This past June was supposed to be one of those drafts, with all sorts of experts weighing in on the talent available. With two picks in the top five, the Sonics and their fans should have been dancing in the streets, right?
Leaving aside the arena situation, why are we, well, less than thrilled with the results? Kevin Durant’s shot selection has been mocked from coast to coast, but he is still the odds-on favorite to win Rookie of the Year, and no one disputes that his career appears bright.
But Jeff Green, that second selection, fifth overall? The guy with the college experience? The Pippen to Durant’s Jordan? What of him?
In a way, Green’s year has mirrored the opinions of him: not bad, but not good either. Green is seemingly too small to regularly play power forward, yet he doesn’t seem especially suited for small forward either. His stats bear that out.
First, let us look at the most recent #5 selections in the draft (with the notable exception of Nikoloz Tskitishvili), listed in chronological order:
Obviously, Green’s numbers are lacking. Of course, PER is but one measure of a player’s worth and I am quite sure his defenders could produce a litany of reasons for why he ranks the worst.
But what if we expanded the list, to, say, the past 20 years rather than the past five, and we looked at all the numbers rather than just PER? For the purposes of this discussion, I will omit such players as Jonathan Bender, who languished on the bench their rookie seasons. Here are the numbers, from best to worst:
Doesn’t look so good, does it? It is one thing to be the lowest ranked man in a list of five, but another entirely when you rank 19th out of 19. I won’t re-create the entire lists here, but Green ranked 14th in true shooting percentage, 17th in effective field goal percentage, 16th in assist percentage, last in offensive rating, 18th in win shares, and last in steal percentage.
To be fair, Green did fairly well in rebounding, ranking 8th in rebounding percentage. And to say his career is over after less than a full season would be a foolish argument to make, but I doubt that anyone could argue that Green’s season has been somewhat of a disappointment. Even David Thorpe, who constantly ranks and re-ranks the rookie class for ESPN, has Green slotted as 16th in his class, two spots below Glen Davis and nine below Carl Landry, two second-rounders the Sonics traded away.

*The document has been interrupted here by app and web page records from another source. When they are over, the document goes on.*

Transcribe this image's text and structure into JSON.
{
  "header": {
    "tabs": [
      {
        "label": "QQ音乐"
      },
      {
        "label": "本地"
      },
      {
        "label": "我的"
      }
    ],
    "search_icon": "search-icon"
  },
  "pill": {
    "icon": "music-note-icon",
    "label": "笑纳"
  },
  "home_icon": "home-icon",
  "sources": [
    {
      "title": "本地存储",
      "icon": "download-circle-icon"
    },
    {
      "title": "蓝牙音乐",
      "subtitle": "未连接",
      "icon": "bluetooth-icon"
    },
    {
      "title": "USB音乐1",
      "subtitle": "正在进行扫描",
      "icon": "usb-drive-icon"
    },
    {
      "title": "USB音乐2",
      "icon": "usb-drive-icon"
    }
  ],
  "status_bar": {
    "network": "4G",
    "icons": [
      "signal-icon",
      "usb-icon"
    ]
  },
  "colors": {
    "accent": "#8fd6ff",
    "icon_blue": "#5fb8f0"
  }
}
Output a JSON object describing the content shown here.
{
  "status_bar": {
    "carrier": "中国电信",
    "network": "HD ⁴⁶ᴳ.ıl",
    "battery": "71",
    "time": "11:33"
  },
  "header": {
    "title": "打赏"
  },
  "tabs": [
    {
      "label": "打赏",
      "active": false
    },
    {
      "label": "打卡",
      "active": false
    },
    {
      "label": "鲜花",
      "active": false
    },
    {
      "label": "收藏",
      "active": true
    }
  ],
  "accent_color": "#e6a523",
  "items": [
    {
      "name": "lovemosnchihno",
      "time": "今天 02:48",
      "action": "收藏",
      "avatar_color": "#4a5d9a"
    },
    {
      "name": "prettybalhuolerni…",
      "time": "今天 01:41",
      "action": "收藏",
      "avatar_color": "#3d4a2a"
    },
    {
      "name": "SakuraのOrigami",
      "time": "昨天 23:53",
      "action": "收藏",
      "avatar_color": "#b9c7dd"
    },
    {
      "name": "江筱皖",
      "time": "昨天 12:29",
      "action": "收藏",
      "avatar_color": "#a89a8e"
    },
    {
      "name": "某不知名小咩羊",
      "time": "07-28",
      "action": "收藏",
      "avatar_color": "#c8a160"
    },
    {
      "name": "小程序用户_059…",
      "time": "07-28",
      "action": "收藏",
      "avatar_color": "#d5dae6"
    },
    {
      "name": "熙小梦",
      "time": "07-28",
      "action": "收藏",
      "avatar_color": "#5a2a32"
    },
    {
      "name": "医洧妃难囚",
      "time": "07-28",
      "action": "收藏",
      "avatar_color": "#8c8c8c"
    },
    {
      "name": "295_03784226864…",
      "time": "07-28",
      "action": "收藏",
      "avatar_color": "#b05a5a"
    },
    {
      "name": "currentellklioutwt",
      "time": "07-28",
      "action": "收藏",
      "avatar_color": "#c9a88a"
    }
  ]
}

Will it mean anything for his future, though? It is important to note Felton, Harris and Wade all dramatically improved their passing skills as their careers progressed and Williams became a much better rebounder statistically this season. People are not machines, and to say Green’s accomplishments, or rather the lack thereof, this season are the sum total of his capabilities is silly. There is plenty of upside to Green’s future, and I won’t be type of person who says that the Sonics made a big mistake in taking him. It’s just too early to tell all of that.
With that said, though, if you find yourself reading this off-season that the Sonics’ front-office attributes Green’s numbers to first-year troubles, well, I guess you know a little better, don’t you?